Saturday, August 26, 2006

Shabbat #2

I have things to say about the last week and a half but thought I'd start with what we did this Shabbat.

A good Shabbat for all. Went to a local and very standard in feel, Orthodox minyan. Plenty of English speakers on hand and met a few nice people. All wished us well. Friday night dinner at my friend Karyn's house. While this may come as a shock to some, she is my most long-time friend in the world. We met at the tender age of 6 1/2, when I moved to New York from Alexandria, Va. She made Aliyah about 15 years ago and lives about 7 minutes on foot from our new digs. She has 5 kids and we've made a concerted effort over the years to make sure our kids know each other and spend time together whenever we would find ourselves on the same side of the the world. Interestingly enough, our kids all like each other. Her oldest, Ayelet, is Natan's age and they've always had alot in common. Her next two, Hagit and Gad are a bit older and a bit younger than Gabe and he enjoys both but is alot like her third, Gad. He has, shall we say, the same joie de vivre, that Gabe has just a bit too much of at times (for his parents that is). The next two kids, Michal and Dan, are younger, Dan having just been born this past Pesach. She and her husband, Asher, wined and dined us (I emphasize wined - we opened a '93 Yarden Cabernet that was excellent and also toasted our arrival with some lovely bourbon) and fed us a lovely Shabbat dinner. Akiva was particularly happy to have found himself in front of a plate of chicken and other like delicacies. We laughed and yakked and it felt quite normal.

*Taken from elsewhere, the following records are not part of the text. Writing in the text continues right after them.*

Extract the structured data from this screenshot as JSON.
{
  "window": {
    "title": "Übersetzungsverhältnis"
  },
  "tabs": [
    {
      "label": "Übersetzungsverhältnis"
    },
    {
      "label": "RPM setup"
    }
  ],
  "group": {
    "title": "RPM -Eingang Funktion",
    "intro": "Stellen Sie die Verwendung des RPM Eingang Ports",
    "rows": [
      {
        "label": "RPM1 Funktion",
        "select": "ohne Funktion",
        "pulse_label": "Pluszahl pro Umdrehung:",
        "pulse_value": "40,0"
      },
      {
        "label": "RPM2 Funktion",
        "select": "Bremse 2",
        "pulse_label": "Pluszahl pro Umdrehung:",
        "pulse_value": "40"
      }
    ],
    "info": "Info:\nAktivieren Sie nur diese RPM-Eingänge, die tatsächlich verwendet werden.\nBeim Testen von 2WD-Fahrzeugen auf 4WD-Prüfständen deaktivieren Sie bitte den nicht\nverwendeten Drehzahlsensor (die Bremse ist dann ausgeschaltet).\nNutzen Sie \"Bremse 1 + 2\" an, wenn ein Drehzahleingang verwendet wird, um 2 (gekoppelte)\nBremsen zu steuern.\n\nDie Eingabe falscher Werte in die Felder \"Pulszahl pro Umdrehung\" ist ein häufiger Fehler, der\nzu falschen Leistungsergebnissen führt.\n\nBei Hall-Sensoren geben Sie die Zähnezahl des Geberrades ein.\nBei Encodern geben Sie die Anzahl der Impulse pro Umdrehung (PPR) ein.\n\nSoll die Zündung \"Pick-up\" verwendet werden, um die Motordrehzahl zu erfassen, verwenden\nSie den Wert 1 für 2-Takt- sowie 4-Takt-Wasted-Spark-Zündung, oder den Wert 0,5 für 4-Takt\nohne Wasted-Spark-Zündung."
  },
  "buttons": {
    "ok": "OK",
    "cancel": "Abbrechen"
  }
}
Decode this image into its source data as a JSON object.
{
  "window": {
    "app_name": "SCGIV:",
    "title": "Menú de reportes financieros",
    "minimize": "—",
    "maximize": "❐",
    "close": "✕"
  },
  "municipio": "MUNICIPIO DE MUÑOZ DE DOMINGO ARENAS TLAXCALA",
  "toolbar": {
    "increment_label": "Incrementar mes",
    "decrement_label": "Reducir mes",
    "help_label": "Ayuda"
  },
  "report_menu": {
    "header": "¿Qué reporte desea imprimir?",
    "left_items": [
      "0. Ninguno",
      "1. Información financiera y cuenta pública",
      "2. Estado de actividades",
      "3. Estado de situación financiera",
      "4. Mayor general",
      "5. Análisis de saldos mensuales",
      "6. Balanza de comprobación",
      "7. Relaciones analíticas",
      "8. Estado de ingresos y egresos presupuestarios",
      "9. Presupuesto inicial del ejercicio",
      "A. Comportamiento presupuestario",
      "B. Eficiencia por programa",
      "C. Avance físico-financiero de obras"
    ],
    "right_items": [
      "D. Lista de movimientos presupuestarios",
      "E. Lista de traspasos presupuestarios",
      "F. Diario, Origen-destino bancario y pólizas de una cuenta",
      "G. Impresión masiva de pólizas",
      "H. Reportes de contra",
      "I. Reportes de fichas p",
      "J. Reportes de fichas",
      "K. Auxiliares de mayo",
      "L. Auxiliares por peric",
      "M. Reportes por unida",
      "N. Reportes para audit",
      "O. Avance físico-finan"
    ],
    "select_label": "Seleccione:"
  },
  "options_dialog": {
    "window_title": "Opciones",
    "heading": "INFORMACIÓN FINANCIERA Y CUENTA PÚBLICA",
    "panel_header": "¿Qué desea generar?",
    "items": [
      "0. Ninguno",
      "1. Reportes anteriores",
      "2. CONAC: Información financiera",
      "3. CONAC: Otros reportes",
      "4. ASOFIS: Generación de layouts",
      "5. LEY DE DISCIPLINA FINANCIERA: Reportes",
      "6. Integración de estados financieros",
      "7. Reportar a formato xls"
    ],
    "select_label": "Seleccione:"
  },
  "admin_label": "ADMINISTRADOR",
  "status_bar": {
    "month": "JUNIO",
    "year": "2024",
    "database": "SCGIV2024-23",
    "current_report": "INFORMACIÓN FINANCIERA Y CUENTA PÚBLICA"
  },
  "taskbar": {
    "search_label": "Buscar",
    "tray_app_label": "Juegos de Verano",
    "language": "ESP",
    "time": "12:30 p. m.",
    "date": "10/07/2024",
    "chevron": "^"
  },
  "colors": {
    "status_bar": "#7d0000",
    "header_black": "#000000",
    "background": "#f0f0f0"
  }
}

Saturday morning, we davened at Ma'yanot, the local egalitarian place. Felt so much like Kane Street that I wasn't sure I wanted to be there each Shabbat. The familiarity was quite intense from the copies of Sim Shalom available for use in shul to the tunes sung to the almost completely American crowd. Interestingly enough, they do speak in Hebrew during Torah discussions and annoucements but it's clearly an Anglo crowd. While I do miss Kane Street and while I do want an egal community, I also want to feel my way around some different shuls and get a better take on what I'm looking for and what's best for the family. Ma'yanot will be good for the boys because of it's familiarity. NO KIDDUSH but I'm told that was an anomoly. The shul is in the middle of a bit of a transition due to the fact that they have to move to a new space. We heard some shul politics and it was refreshing to feel completely relaxed about it - meaning, we were interested in the local gossip but not invested at all other than being concerned that they don't move to a far off location from us. Walked home from shul with a homeschooling family that we've met here before - her oldest will be in school this year, the same school as Natan and Gabe. More on that decision at another time.

Lunch at Jess and Daniel's place. We picked up some fun, stuffed and fried things in Mahane Yehuda (outdoor market in J'lem) as well as the obligatory sweet, Jerusalem challot and a very tasty chocolate roll. I personally wanted a roll filled with poppyseeds but lost out to the chocolate hounds. Daniel's mom, Rita, joined us and over the course of the afternoon Daniel's daughter, Amira, came and hung out as well as his nephew, Adin, who is in the middle of his army service. Akiva bonded with Rita over "The Little Red Lighthouse and the Great Grey Bridge," his current favorite (it has even overtaken the yellow books at present). We left their house at 5ish and walked to my parents. It was a pleasantly gritty walk - down through an industrial zone and across defunct and overgrown railroad tracks, up through a fairly ethnic neighborhood of Jews from Yemen and North Africa and then over to my parents. We had a pleasant couple of hours eating and chatting. It's a long day for them. My father isn't well and my mother won't leave him even to run over to their local shul for services. They do have friends who drop in on a Saturday and check in on them but it was nice to be able to show up and bother them for a few house and then head out just as my father was tiring and itching to get ready for bed (once Shabbat had ended).

Home by taxi - such excitement for Akiva. Great taxi driver. Suffice to say that we talked real estate, car models, who lives on our block that he knows (he's a born and bred Jerusalemite) and we walked upstairs to the apartment with a piece of paper bearing his name, Moti, and his number. I could post his number right now to all of you and Moti would be delighted to hear from you. He said, "Call me if you need a taxi and if you just want to call and ask a question, just say, Moti, I have a question."

Boys are in bed. Akiva is sleeping with the boys in their current room of choice (with the best breezes upstairs). Ira and I are sitting, as all modern couples should, I guess, with our laptops side by side, entering these, our first posts. Time for tea and bed. Shavua Tov - A good week to all.

1 comment:

barbara in brooklyn said...

beth; this is barbara is brooklyn; i think everyone is reading your blog, but you have readers who can't figure out how to do the response thing. glad that you are somewhat settled; sorry that akiva doesn't like the bagels. DYING to hear how school for all the boys went today. be in touch. love you all, Barbara and Mike